|Farmers market goodies - musubi, spicy chilis, anthurium and starfruit - Photos by Wasabi Prime|
The fruits and vegetables are all things people use on a weekly basis. Staples like green onions, fresh ginger, taro root, papaya and guava. There are uniquely local items like warabi, the tall stalks of baby fiddlehead ferns that grow wild in the Hilo rainforests and are made into salads. Exotic fruit like the fuzzy-skinned rambutan or spiny dragon fruit are everywhere. Funny enough, it's the simplest things that my mom says she misses -- like a crisp apple or pear. Basics like that have to come from the Mainland, where fruit is picked too early and left to ripen in dark holding containers. It's a reminder to be thankful for what we have in our own backyards.
|Warabi, rambutan, more anthurium and tart apple bananas - Photos by Wasabi Prime|
But I'm still green with envy at the fact that the growing season is pretty much year-round in Hawaii and there's always a treasure trove of fresh goodies at the market. I realize that's probably why they can price out their produce so reasonably. But it doesn't change the fact that I still turn into Gollum, seething about The Precioussss every time I walk the aisles of the farmers market and ogle all the goods.
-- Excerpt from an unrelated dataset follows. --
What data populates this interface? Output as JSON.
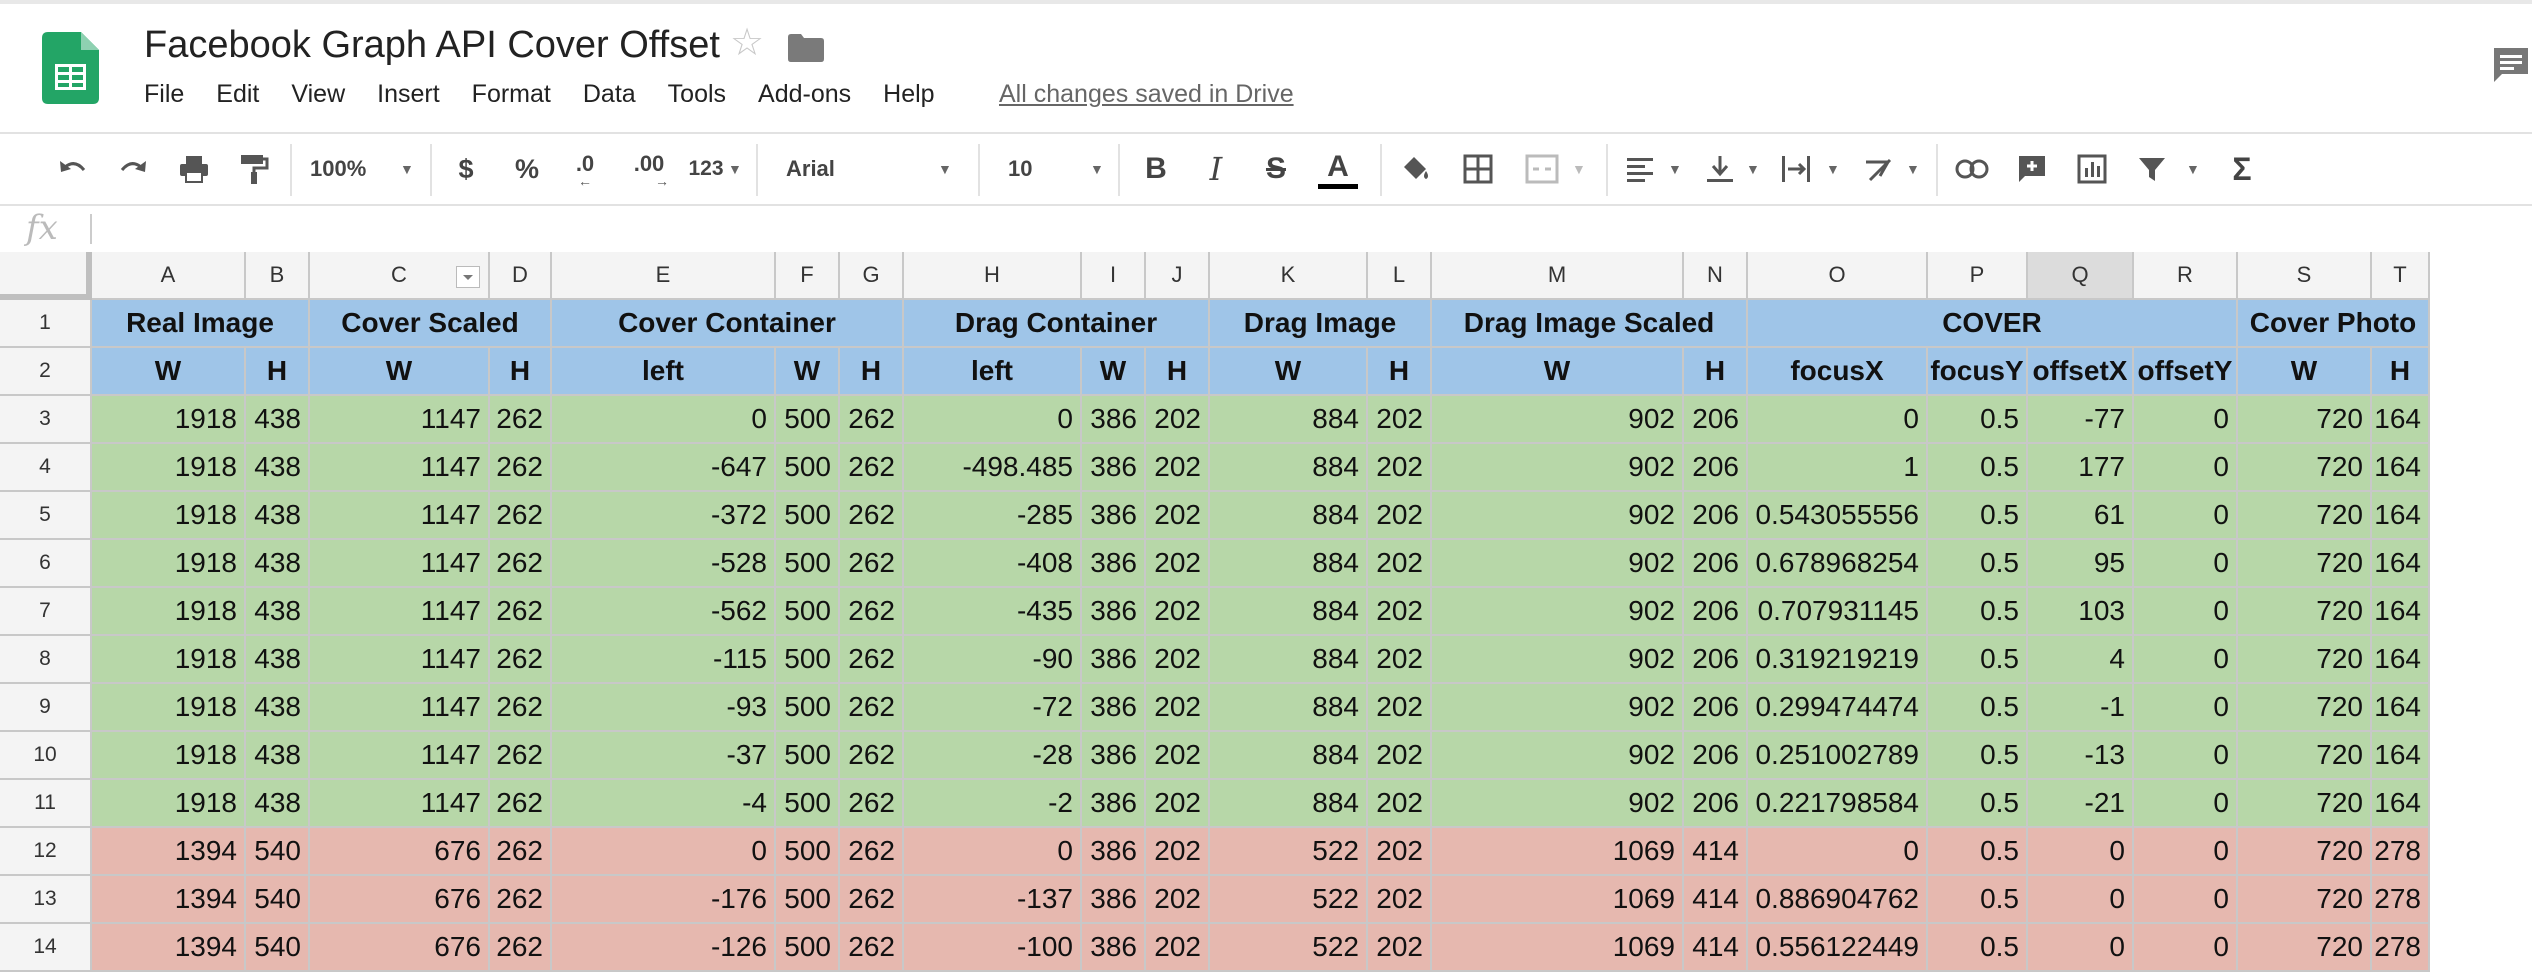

|Your food brain will overload at the Hilo Farmers Market - Photos by Wasabi Prime|
If you're still reading this, I applaud your patience. Or perhaps I should just nudge you, as you've probably fallen alseep by now. Hilo is little town that most visitors to Hawaii would probably overlook as boring or too far past its prime, but for me, it's the ideal place to recharge and refocus. Visiting a place like Hilo is a way to experience a genuine part of Hawaii not influenced by fake grass skirts or hokey luaus, and not a paper umbrella drink to be seen. This is a city where good local food and meals are ritual, treasures abound if you're keen to look for them, and the ghosts of the past walk freely among the living. And there's always time for coffee and the morning paper.
|Mahalo plenty, Hilo - I will see you soon - Photo by Wasabi Prime|